The Art Institute of San Antonio, a branch of The Art Institute of Houston
You are your work. Constantly strive to improve your craft and your portfolio. Gary Miller , Photography Instructor , The Art Institute of San Antonio, a branch of The Art Institute of Houston
Was there a defining moment when you knew you were destined to become a creative professional?
I’ve always been a creative person. I was working in biotechnology sales, thinking that I could tone down my creative side, but it just took over. I decided to leave my sales job, move across the country to attend graduate school in photography, and then become a fine artist and teacher. It was a dramatic move, but one that’s been very satisfying.
How do you weave your professional background into the classroom experience?
As a professional photographer, I can relay real-world experiences to students. I think it carries a lot of weight when you can tell someone that you’ve been where they are and then gone on to accomplish the same creative goals they have. Working in the industry gives you a real sense of the day-to-day challenges students will face. Academic knowledge is one thing, but for creative people, industry knowledge is vital.
What class assignment exemplifies your approach to teaching and mentoring?
I think too much hand-holding is a bad thing for creative people.
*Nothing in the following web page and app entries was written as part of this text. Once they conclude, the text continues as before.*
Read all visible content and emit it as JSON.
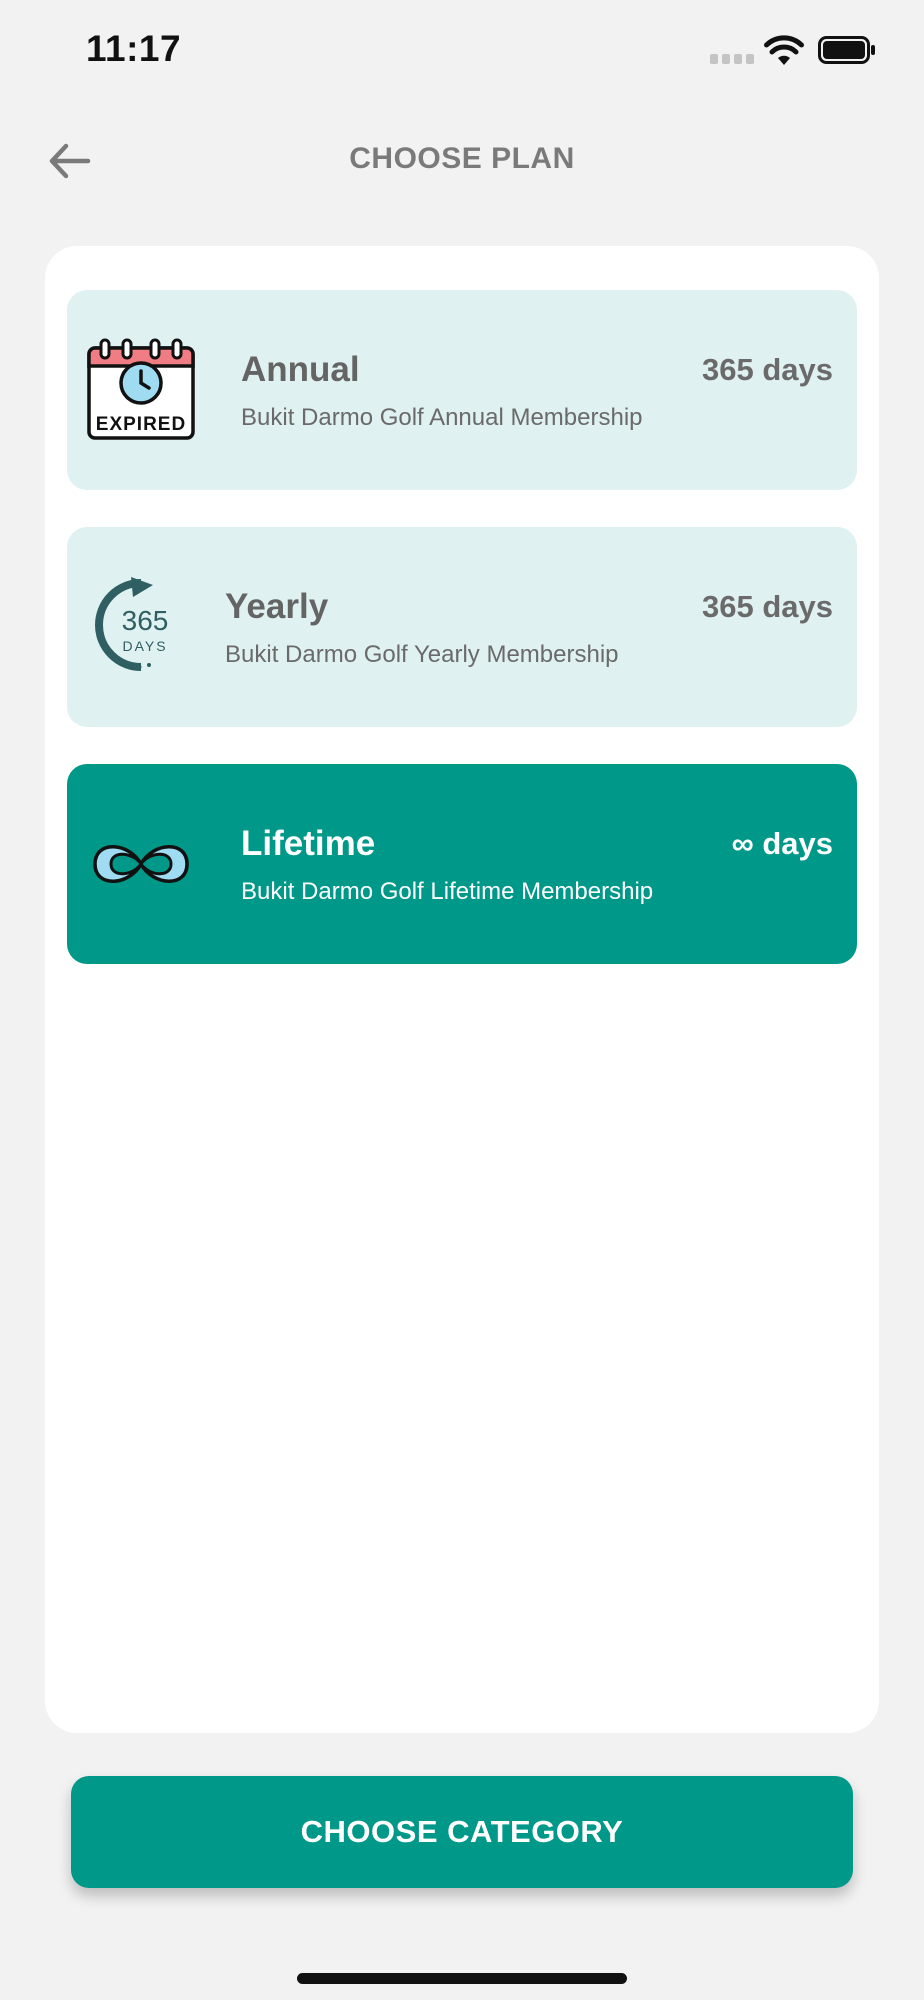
{
  "status_bar": {
    "time": "11:17"
  },
  "header": {
    "title": "CHOOSE PLAN"
  },
  "plans": [
    {
      "name": "Annual",
      "description": "Bukit Darmo Golf Annual Membership",
      "duration": "365 days",
      "icon": "expired-calendar-icon",
      "selected": false
    },
    {
      "name": "Yearly",
      "description": "Bukit Darmo Golf Yearly Membership",
      "duration": "365 days",
      "icon": "365-days-icon",
      "selected": false,
      "icon_text": {
        "number": "365",
        "unit": "DAYS"
      }
    },
    {
      "name": "Lifetime",
      "description": "Bukit Darmo Golf Lifetime Membership",
      "duration": "∞ days",
      "icon": "infinity-icon",
      "selected": true
    }
  ],
  "icon_labels": {
    "expired": "EXPIRED"
  },
  "cta": {
    "label": "CHOOSE CATEGORY"
  },
  "colors": {
    "accent": "#009888",
    "card_unselected": "#e0f1f1",
    "background": "#f2f2f2"
  }
}
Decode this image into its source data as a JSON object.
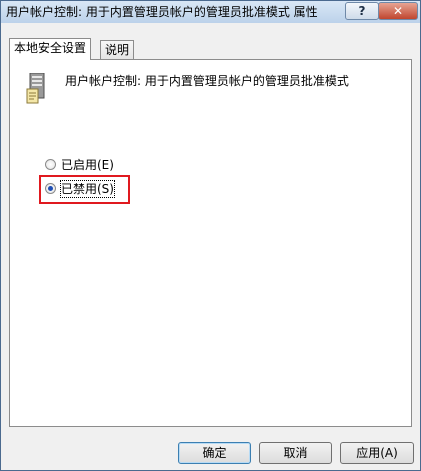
{
  "window": {
    "title": "用户帐户控制: 用于内置管理员帐户的管理员批准模式 属性",
    "help_label": "?",
    "close_label": "✕"
  },
  "tabs": [
    {
      "label": "本地安全设置",
      "active": true
    },
    {
      "label": "说明",
      "active": false
    }
  ],
  "policy": {
    "icon": "server-policy-icon",
    "title": "用户帐户控制: 用于内置管理员帐户的管理员批准模式"
  },
  "options": [
    {
      "label": "已启用(E)",
      "checked": false
    },
    {
      "label": "已禁用(S)",
      "checked": true
    }
  ],
  "buttons": {
    "ok": "确定",
    "cancel": "取消",
    "apply": "应用(A)"
  },
  "colors": {
    "highlight": "#e0191f",
    "radio_dot": "#1f4fb5"
  }
}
They need to develop good problem-solving skills. I like to push students to be more independent-minded and to develop their own style. Many of my assignments don’t provide all the answers—they require students to problem-solve and to see things their own way. I like to tell them, “I’ll give you the tools and a blueprint, you build your own house.”
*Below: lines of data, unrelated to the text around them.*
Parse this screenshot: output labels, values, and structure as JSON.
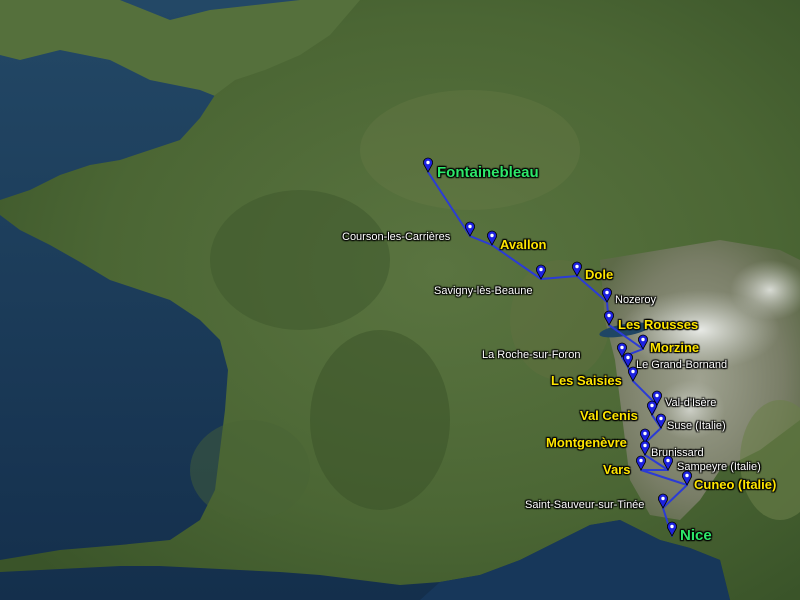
{
  "colors": {
    "sea": "#1a3a5c",
    "land_green": "#4f6a36",
    "land_dark": "#34502a",
    "mountain": "#8a8a7a",
    "snow": "#e8ece8",
    "route": "#2b3bd6",
    "pin": "#1d22e0",
    "label_small": "#ffffff",
    "label_medium": "#ffe600",
    "label_large": "#2ee86a"
  },
  "stops": [
    {
      "id": "fontainebleau",
      "name": "Fontainebleau",
      "style": "large"
    },
    {
      "id": "courson",
      "name": "Courson-les-Carrières",
      "style": "small"
    },
    {
      "id": "avallon",
      "name": "Avallon",
      "style": "medium"
    },
    {
      "id": "savigny",
      "name": "Savigny-lès-Beaune",
      "style": "small"
    },
    {
      "id": "dole",
      "name": "Dole",
      "style": "medium"
    },
    {
      "id": "nozeroy",
      "name": "Nozeroy",
      "style": "small"
    },
    {
      "id": "les-rousses",
      "name": "Les Rousses",
      "style": "medium"
    },
    {
      "id": "morzine",
      "name": "Morzine",
      "style": "medium"
    },
    {
      "id": "la-roche",
      "name": "La Roche-sur-Foron",
      "style": "small"
    },
    {
      "id": "grand-bornand",
      "name": "Le Grand-Bornand",
      "style": "small"
    },
    {
      "id": "les-saisies",
      "name": "Les Saisies",
      "style": "medium"
    },
    {
      "id": "val-disere",
      "name": "Val-d'Isère",
      "style": "small"
    },
    {
      "id": "val-cenis",
      "name": "Val Cenis",
      "style": "medium"
    },
    {
      "id": "suse",
      "name": "Suse (Italie)",
      "style": "small"
    },
    {
      "id": "montgenevre",
      "name": "Montgenèvre",
      "style": "medium"
    },
    {
      "id": "brunissard",
      "name": "Brunissard",
      "style": "small"
    },
    {
      "id": "sampeyre",
      "name": "Sampeyre (Italie)",
      "style": "small"
    },
    {
      "id": "vars",
      "name": "Vars",
      "style": "medium"
    },
    {
      "id": "cuneo",
      "name": "Cuneo (Italie)",
      "style": "medium"
    },
    {
      "id": "saint-sauveur",
      "name": "Saint-Sauveur-sur-Tinée",
      "style": "small"
    },
    {
      "id": "nice",
      "name": "Nice",
      "style": "large"
    }
  ]
}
How does collaboration contribute to students’ success—particularly when students from various programs work together?
All of our creative students will need to work with other professionals out in the real world. Photographers are notorious for being lone wolves, so I always encourage my students to work with peers from other disciplines.
What’s the most important thing you impart to students to help them succeed in class and the real world?
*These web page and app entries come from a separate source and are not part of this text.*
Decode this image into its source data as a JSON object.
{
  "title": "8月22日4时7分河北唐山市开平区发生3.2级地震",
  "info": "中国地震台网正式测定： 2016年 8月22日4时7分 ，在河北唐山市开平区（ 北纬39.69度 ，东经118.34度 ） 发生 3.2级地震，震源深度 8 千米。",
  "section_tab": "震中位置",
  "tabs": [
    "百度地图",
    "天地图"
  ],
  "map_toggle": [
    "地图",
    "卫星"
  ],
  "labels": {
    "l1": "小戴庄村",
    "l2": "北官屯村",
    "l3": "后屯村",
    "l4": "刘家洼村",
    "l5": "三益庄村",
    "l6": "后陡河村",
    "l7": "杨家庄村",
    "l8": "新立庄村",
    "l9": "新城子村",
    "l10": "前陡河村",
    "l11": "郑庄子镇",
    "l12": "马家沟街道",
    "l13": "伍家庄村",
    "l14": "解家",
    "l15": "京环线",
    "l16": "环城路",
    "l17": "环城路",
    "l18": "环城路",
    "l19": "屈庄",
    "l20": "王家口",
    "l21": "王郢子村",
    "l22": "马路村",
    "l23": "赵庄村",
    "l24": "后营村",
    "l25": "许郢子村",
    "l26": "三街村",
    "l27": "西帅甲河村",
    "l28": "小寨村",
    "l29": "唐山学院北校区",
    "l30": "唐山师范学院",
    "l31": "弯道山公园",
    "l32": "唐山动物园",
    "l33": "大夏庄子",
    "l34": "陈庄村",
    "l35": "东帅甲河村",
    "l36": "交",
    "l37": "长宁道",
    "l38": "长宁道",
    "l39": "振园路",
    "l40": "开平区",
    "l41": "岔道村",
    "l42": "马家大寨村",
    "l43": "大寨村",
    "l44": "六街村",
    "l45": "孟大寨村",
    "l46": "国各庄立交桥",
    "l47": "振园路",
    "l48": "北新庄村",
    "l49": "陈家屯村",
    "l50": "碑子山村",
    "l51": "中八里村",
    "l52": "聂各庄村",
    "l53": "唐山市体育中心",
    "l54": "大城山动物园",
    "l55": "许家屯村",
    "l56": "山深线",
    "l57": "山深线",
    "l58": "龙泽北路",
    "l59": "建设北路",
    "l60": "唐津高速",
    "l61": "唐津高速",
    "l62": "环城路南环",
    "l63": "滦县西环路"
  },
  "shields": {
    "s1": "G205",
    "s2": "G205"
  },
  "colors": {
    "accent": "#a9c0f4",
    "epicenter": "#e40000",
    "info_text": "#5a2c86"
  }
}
The most important thing I can impart in students is passion. Being a creative person is always challenging, and it can be demanding. True passion will drive them on and help them produce their best work.
What’s the most critical advice you would offer any student embarking on a creative career?
Be a problem solver, not a problem maker. Clients love it when you make their lives better by coming up with great creative solutions. Those are the people who’ll be hired over and over. You are your work. Constantly strive to improve your craft and your portfolio.
Anything else you’d like to share?
Even though I‘ve been a photographer for many years, I’m constantly pushing myself to be better. You should never stop learning, and never be totally satisfied. Always push yourself to create new and better work.